 The author (Van) writes his autobiographical love story with such intensity that at first take, it's hard to believe that he is quite serious in the words he is recording.

Van and Davy are young lovers, traveling professors, and itinerant sailors whose quest for beauty and truth finds them at Oxford. They become determined from the outset of their relationship and eventual marriage, to commit wholeheartedly to their own "in-loveness" and to keep it at the very center of their shared existence.

A close friendship with C.S. Lewis is highlighted in the book as the young couple comes to grips with how faith in Christ will turn their paradigm of love upside down. Grief soon enters the picture, and in the most achingly, tender, romantic and tragic way, they will learn how some kinds of love transcends even death.

Before reading this book, I was content to believe that certain kinds of romantic love only existed in myth. I can't say that now. Reading this book has entirely transformed my belief on what love can be. This book plants the bedrock for lasting love on something more than romanticism, but upon a grievous season of the soul (a "severe" mercy).

The truth is plain as it is beautiful: Where suffering abounds, there love abounds more.


Fair word of warning: This book will make you emotional. I had to read it in the comfort of my own home so as to avoid the "ugly cry" in public.  If you're not looking for that right now, back away slowly. 

Hinds' Feed on High Places—Hannah Hurnard
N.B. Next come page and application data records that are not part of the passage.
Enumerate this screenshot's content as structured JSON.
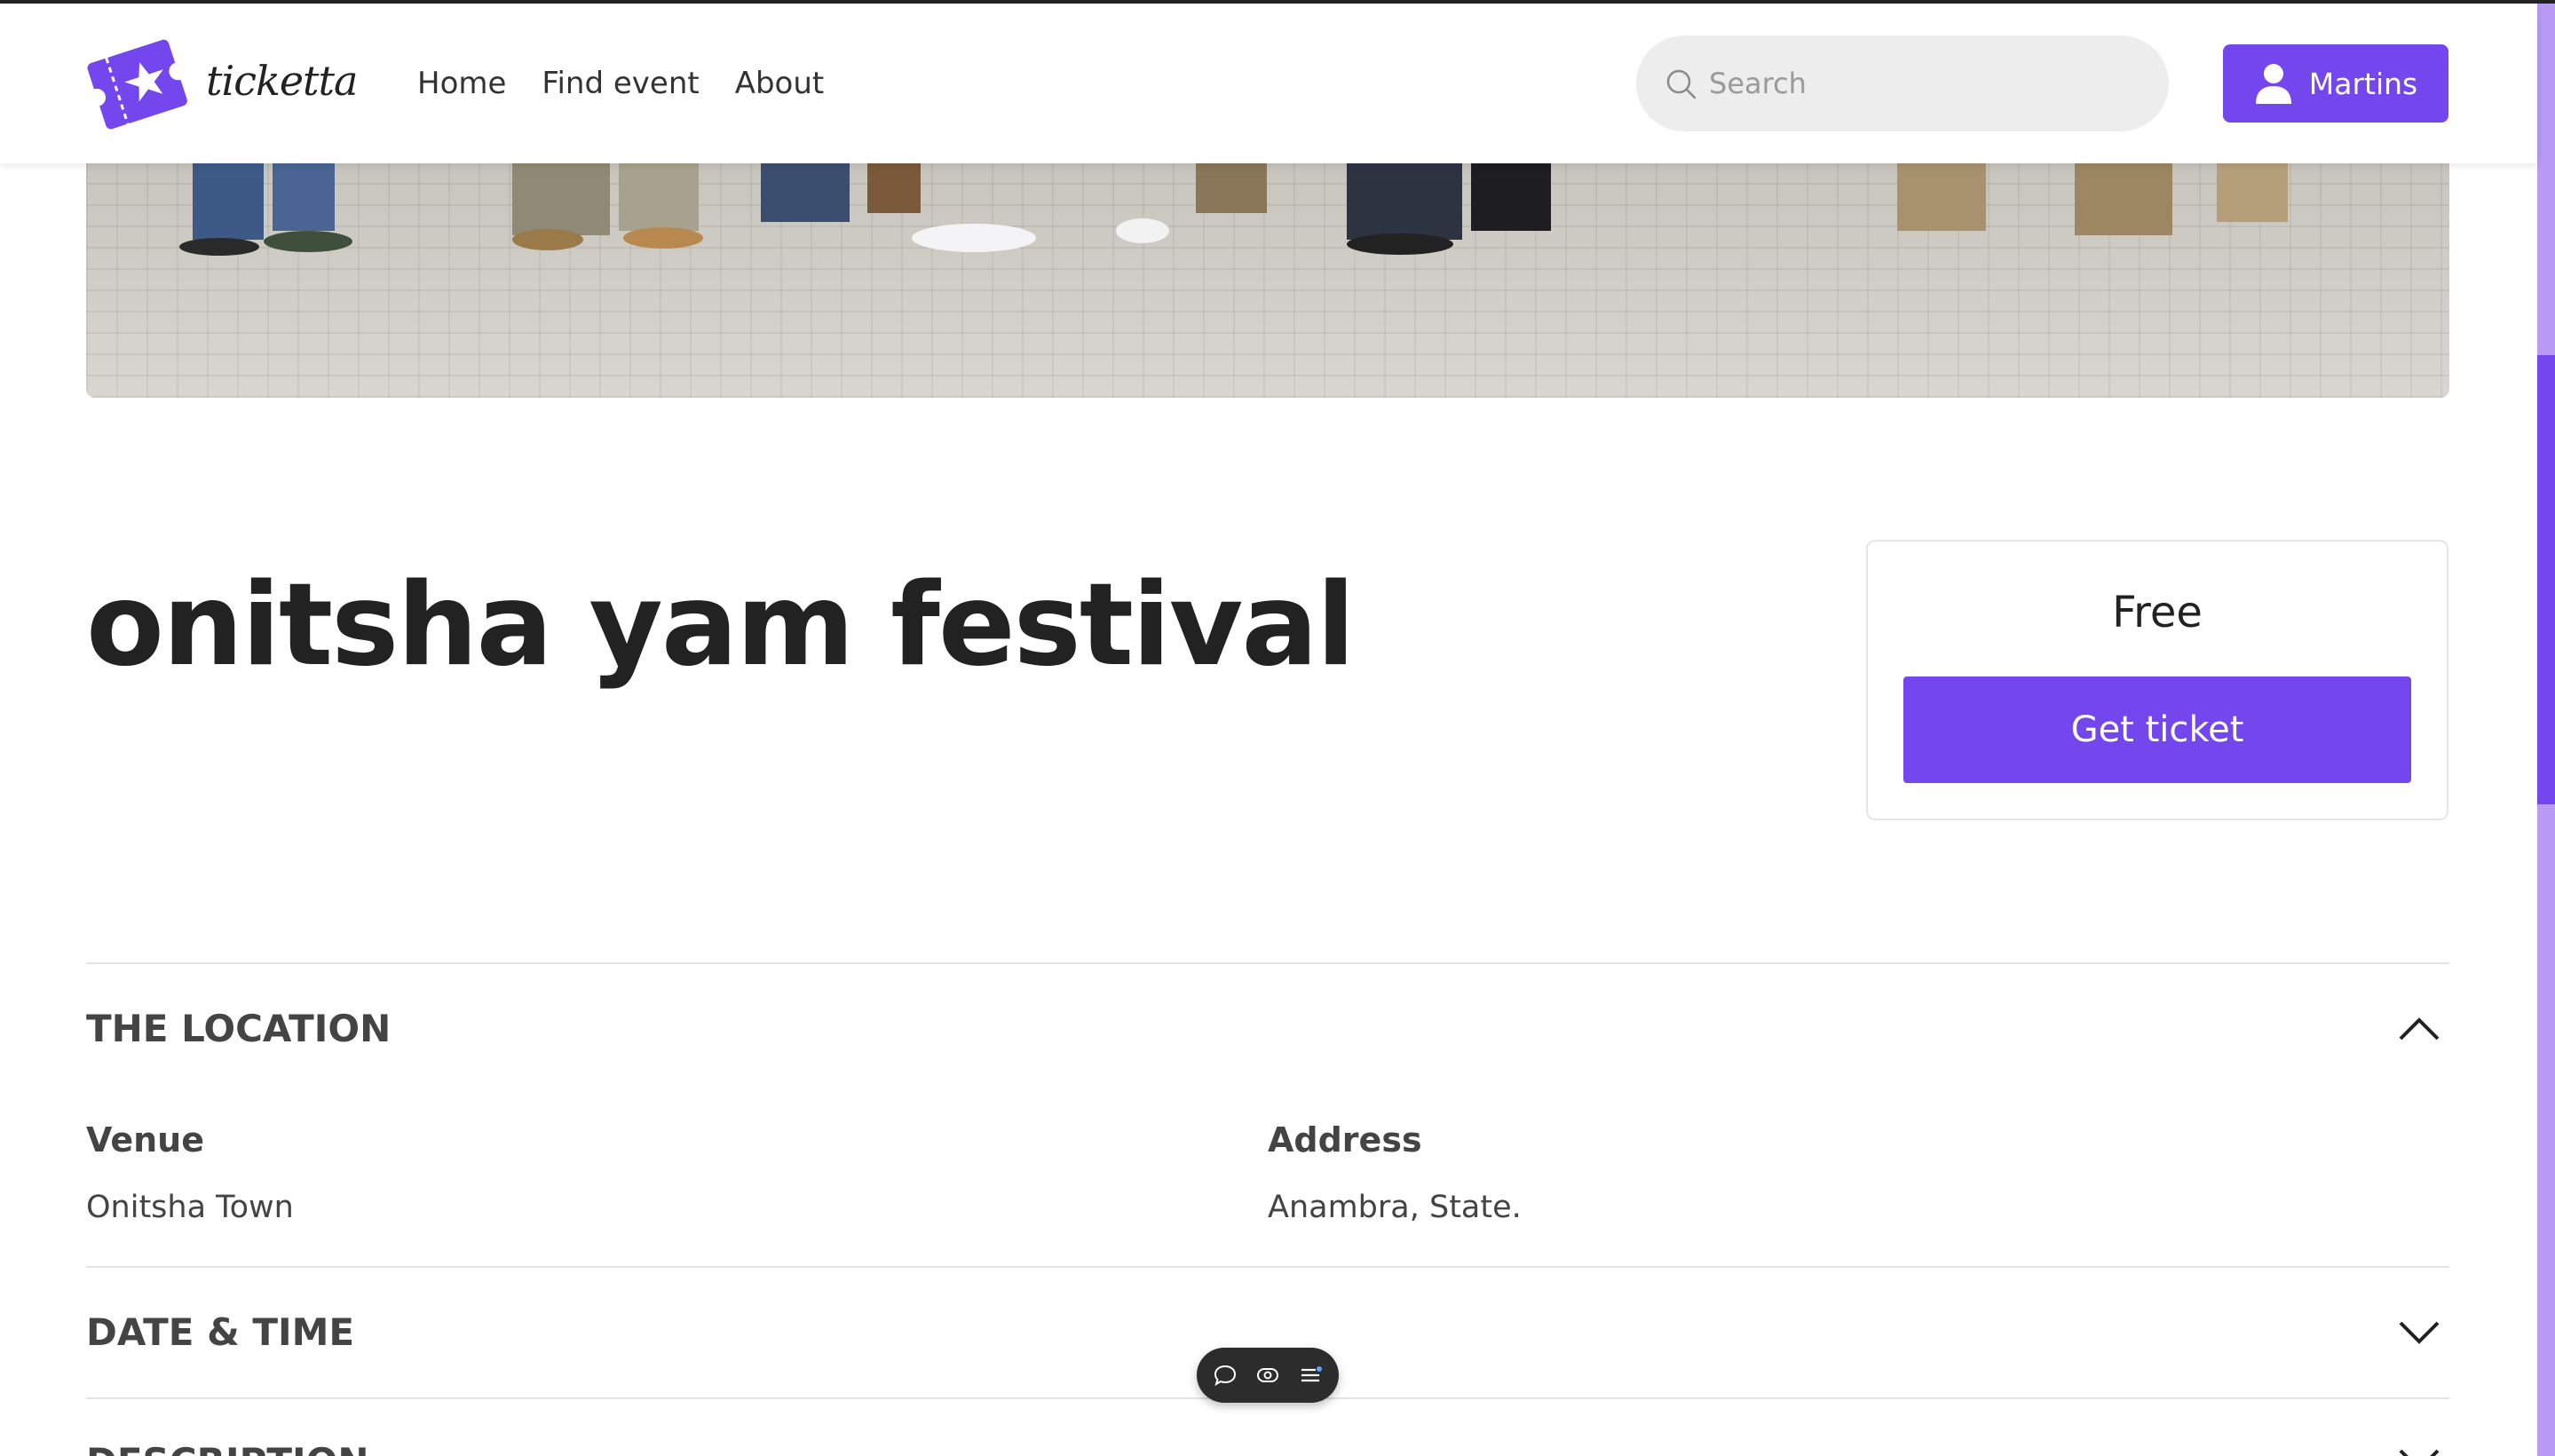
{
  "brand": {
    "name": "ticketta",
    "accent": "#7446ee"
  },
  "nav": {
    "items": [
      "Home",
      "Find event",
      "About"
    ]
  },
  "search": {
    "placeholder": "Search"
  },
  "user": {
    "name": "Martins"
  },
  "event": {
    "title": "onitsha yam festival",
    "price": "Free",
    "cta": "Get ticket"
  },
  "sections": {
    "location": {
      "title": "THE LOCATION",
      "expanded": true,
      "venue_label": "Venue",
      "venue_value": "Onitsha Town",
      "address_label": "Address",
      "address_value": "Anambra, State."
    },
    "datetime": {
      "title": "DATE & TIME",
      "expanded": false
    },
    "description": {
      "title": "DESCRIPTION",
      "expanded": false
    }
  },
  "icons": {
    "logo": "ticket-star-logo",
    "search": "search-icon",
    "user": "user-icon",
    "toolbar": [
      "chat-icon",
      "eye-icon",
      "list-icon"
    ]
  }
}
"Then as she looked up in his face, he smiled most sweetly and said something he had never said before, "You have one real beauty, Much-Afraid, you have such trustful eyes. Trust is one of the most beautiful things in the world."

Theme: Perfect love casts out all fear, transforms, and gives us a new name.

Let me introduce you to the simplest book that just might change your life. In the category of Christian allegory, it is bar none.

Hannah Hurnard has the ability to write simultaneously to a youthful audience while engaging in the subplot, much more profound significance for an adult audience. The author brilliantly executes this allegory of faith through one character: Much Afraid.

The book's inspiration draws upon Psalm 18:33: "He makes my feet like the feet of a deer; he causes me to stand on the heights."

Much Afraid's journey to the High Places is not met without a lot of resistance from her two companions: Sorrow and Suffering. And then there's Craven Fear, her bullying relative who demands that she never leave the valley to tread upon the heights. But a guide appears to affirm that she belongs there and that her feet were meant to tread on the mountains. He is The Good Shepherd. 

Want to read on yet?

Within the first few lines of this tale, I was hooked (and that's no small feat for a staunch, non-fiction reader like myself). The idea that resilience is only delivered through suffering, pain, and at times disappointment is delivered so poignantly. Through child-like eyes of pure faith, the author gently leads the reader through her journey of trusting the Good Shepherd. I promise that will leave you with a kind of hope you've desperately been searching for, and remind you of the goodness of pure-hearted faith. It's a beautiful thing friends. 


With these three recommended readings, you have all you need to get your 'classics' collection started. Find a cozy spot in your corner coffee shop and settle in. I promise it will be good.